- _Records provided_:
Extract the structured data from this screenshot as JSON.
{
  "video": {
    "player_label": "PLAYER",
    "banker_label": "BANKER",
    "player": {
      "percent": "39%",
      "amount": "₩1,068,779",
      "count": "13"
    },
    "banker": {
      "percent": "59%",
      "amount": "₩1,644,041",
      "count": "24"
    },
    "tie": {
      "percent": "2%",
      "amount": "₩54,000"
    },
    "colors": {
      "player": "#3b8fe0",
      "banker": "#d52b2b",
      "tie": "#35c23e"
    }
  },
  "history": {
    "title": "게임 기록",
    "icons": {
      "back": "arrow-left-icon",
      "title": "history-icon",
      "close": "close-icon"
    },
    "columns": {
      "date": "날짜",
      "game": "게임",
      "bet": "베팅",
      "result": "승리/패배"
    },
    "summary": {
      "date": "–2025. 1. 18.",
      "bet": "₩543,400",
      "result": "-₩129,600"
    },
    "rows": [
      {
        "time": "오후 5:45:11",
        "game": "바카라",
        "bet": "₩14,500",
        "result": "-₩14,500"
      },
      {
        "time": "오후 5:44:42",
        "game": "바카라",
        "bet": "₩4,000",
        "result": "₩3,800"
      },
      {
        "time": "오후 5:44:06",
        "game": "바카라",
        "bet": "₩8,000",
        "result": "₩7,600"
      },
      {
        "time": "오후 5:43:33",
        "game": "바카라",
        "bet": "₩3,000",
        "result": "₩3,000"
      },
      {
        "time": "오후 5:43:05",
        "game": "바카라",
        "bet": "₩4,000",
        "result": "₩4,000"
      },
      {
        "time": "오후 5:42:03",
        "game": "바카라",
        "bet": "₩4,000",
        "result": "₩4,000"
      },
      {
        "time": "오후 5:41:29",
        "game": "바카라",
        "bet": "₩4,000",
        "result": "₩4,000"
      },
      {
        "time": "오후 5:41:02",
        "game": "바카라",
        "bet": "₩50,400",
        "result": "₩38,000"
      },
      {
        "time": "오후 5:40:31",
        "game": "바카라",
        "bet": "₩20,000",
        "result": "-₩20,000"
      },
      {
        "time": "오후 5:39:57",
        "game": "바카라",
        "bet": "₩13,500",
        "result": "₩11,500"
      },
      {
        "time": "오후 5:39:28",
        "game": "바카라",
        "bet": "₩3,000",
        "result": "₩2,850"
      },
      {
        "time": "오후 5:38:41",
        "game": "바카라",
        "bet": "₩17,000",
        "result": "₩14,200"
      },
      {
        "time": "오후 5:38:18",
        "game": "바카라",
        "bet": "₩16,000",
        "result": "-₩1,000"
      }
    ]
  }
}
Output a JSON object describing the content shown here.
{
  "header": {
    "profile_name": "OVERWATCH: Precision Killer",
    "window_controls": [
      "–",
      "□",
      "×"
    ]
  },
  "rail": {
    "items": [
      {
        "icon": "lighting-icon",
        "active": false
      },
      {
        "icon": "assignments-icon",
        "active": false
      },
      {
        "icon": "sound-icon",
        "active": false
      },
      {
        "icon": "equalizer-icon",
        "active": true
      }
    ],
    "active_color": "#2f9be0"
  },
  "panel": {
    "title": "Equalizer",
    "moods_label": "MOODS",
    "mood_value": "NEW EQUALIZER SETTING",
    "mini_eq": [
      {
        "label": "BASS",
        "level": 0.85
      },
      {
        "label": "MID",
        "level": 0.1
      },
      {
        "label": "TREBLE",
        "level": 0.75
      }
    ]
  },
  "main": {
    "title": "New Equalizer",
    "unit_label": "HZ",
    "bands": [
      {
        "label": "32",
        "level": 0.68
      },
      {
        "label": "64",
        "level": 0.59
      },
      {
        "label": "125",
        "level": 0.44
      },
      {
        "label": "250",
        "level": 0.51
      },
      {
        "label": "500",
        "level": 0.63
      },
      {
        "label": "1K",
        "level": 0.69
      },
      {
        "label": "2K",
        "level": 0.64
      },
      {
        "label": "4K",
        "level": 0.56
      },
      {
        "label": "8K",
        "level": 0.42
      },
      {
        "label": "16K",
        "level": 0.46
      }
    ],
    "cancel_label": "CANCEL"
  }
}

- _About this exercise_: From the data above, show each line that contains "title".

- _Exercise solution_:
    "title": "게임 기록",
      "title": "history-icon",
    "title": "Equalizer",
    "title": "New Equalizer",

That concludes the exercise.